I agree with one of the other reviewers that the poor quality of the maps detracts from an otherwise excellent book.
Perryville is an important battle, settling the fate of Kentucky in the War, and setting the stage for the strained relations between Bragg and his subordinates that persisted through many more battles, and also spelling the demise of Buell as a Union commander. It was also a very odd battle, with a much smaller Confederate army attacking a portion of the Union host under mistaken premise, and most of the Union host sitting the battle out while their brethren were fighting and dying, also due to various mistakes.
All of this makes for a great read, and Noe is a decent writer.
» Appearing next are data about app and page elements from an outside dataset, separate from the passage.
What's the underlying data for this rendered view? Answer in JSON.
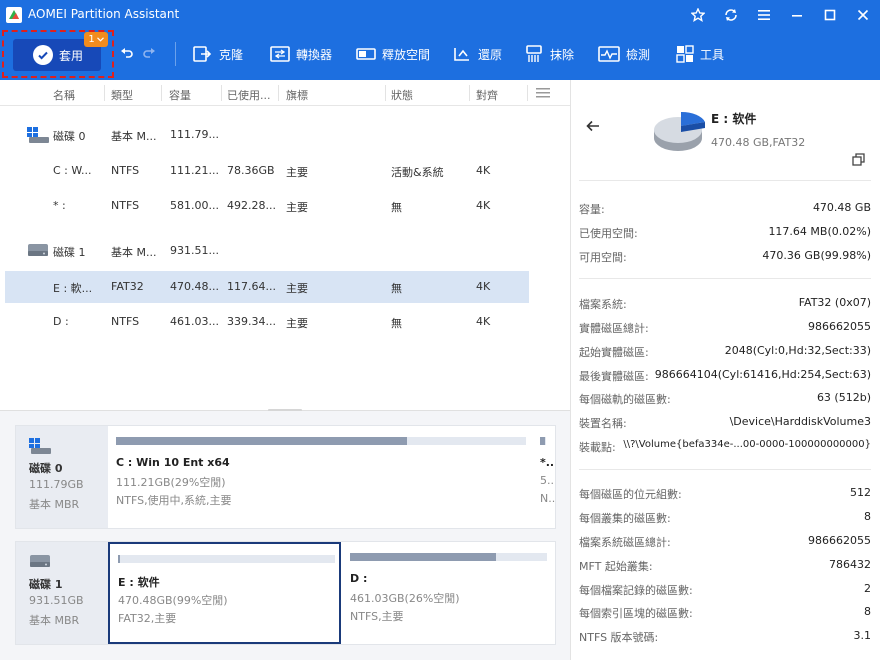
{
  "app": {
    "title": "AOMEI Partition Assistant"
  },
  "toolbar": {
    "apply_label": "套用",
    "pending_count": "1",
    "tools": [
      "克隆",
      "轉換器",
      "釋放空間",
      "還原",
      "抹除",
      "檢測",
      "工具"
    ]
  },
  "table": {
    "headers": [
      "名稱",
      "類型",
      "容量",
      "已使用...",
      "旗標",
      "狀態",
      "對齊"
    ],
    "rows": [
      {
        "kind": "disk",
        "name": "磁碟 0",
        "type": "基本 M...",
        "capacity": "111.79...",
        "used": "",
        "flag": "",
        "status": "",
        "align": ""
      },
      {
        "kind": "part",
        "name": "C : W...",
        "type": "NTFS",
        "capacity": "111.21...",
        "used": "78.36GB",
        "flag": "主要",
        "status": "活動&系統",
        "align": "4K"
      },
      {
        "kind": "part",
        "name": "* :",
        "type": "NTFS",
        "capacity": "581.00...",
        "used": "492.28...",
        "flag": "主要",
        "status": "無",
        "align": "4K"
      },
      {
        "kind": "disk",
        "name": "磁碟 1",
        "type": "基本 M...",
        "capacity": "931.51...",
        "used": "",
        "flag": "",
        "status": "",
        "align": ""
      },
      {
        "kind": "part",
        "name": "E : 軟...",
        "type": "FAT32",
        "capacity": "470.48...",
        "used": "117.64...",
        "flag": "主要",
        "status": "無",
        "align": "4K",
        "selected": true
      },
      {
        "kind": "part",
        "name": "D :",
        "type": "NTFS",
        "capacity": "461.03...",
        "used": "339.34...",
        "flag": "主要",
        "status": "無",
        "align": "4K"
      }
    ]
  },
  "diskmap": [
    {
      "name": "磁碟 0",
      "size": "111.79GB",
      "type": "基本 MBR",
      "partitions": [
        {
          "name": "C : Win 10 Ent x64",
          "free": "111.21GB(29%空閒)",
          "info": "NTFS,使用中,系統,主要",
          "used_fraction": 0.71
        },
        {
          "name": "*...",
          "free": "5...",
          "info": "N...",
          "used_fraction": 0.85
        }
      ]
    },
    {
      "name": "磁碟 1",
      "size": "931.51GB",
      "type": "基本 MBR",
      "partitions": [
        {
          "name": "E : 软件",
          "free": "470.48GB(99%空閒)",
          "info": "FAT32,主要",
          "used_fraction": 0.01,
          "selected": true
        },
        {
          "name": "D :",
          "free": "461.03GB(26%空閒)",
          "info": "NTFS,主要",
          "used_fraction": 0.74
        }
      ]
    }
  ],
  "details": {
    "title": "E : 软件",
    "subtitle": "470.48 GB,FAT32",
    "group1": [
      {
        "k": "容量:",
        "v": "470.48 GB"
      },
      {
        "k": "已使用空間:",
        "v": "117.64 MB(0.02%)"
      },
      {
        "k": "可用空間:",
        "v": "470.36 GB(99.98%)"
      }
    ],
    "group2": [
      {
        "k": "檔案系統:",
        "v": "FAT32 (0x07)"
      },
      {
        "k": "實體磁區總計:",
        "v": "986662055"
      },
      {
        "k": "起始實體磁區:",
        "v": "2048(Cyl:0,Hd:32,Sect:33)"
      },
      {
        "k": "最後實體磁區:",
        "v": "986664104(Cyl:61416,Hd:254,Sect:63)"
      },
      {
        "k": "每個磁軌的磁區數:",
        "v": "63 (512b)"
      },
      {
        "k": "裝置名稱:",
        "v": "\\Device\\HarddiskVolume3"
      },
      {
        "k": "裝載點:",
        "v": "\\\\?\\Volume{befa334e-...00-0000-100000000000}"
      }
    ],
    "group3": [
      {
        "k": "每個磁區的位元組數:",
        "v": "512"
      },
      {
        "k": "每個叢集的磁區數:",
        "v": "8"
      },
      {
        "k": "檔案系統磁區總計:",
        "v": "986662055"
      },
      {
        "k": "MFT 起始叢集:",
        "v": "786432"
      },
      {
        "k": "每個檔案記錄的磁區數:",
        "v": "2"
      },
      {
        "k": "每個索引區塊的磁區數:",
        "v": "8"
      },
      {
        "k": "NTFS 版本號碼:",
        "v": "3.1"
      }
    ]
  },
  "colors": {
    "accent": "#1d6fe0",
    "apply": "#1749b8",
    "badge": "#f28c1e",
    "selected_row": "#d8e4f4"
  }
}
However, these are among the worst maps I have ever seen in a military history book, and being able to follow who is where and when is more important to this odd battle's outcome than in many other cases. I would say of all the CW battle studies, the Western theater battles need great maps, and, alas, Noe's book gets not only sub-par maps but absolutely dreadful ones. It becomes a chore to try to follow the action on the maps with their teeny units, incomplete sets of place and unit references, and virtually non-existent indications of terrain. I gave up about halfway through the battle text and re-read Foote to see what happened.
Not Noe's fault I am sure (as university presses are often very parsimonious in allowing maps, and they often make the author pay for his own cartography or produce them himself) but a good study is handicapped here by this sad omission,
I didn't mind the psychoanalysis so much (Bragg fans may be more troubled) and the level of textual detail is fine and the style fluid and pretty lively. If you have a good map of the battle on hand from some other source, and / or can really picture troop movements and terrain features accurately in your head based on textual descriptions only, this may be worth a try.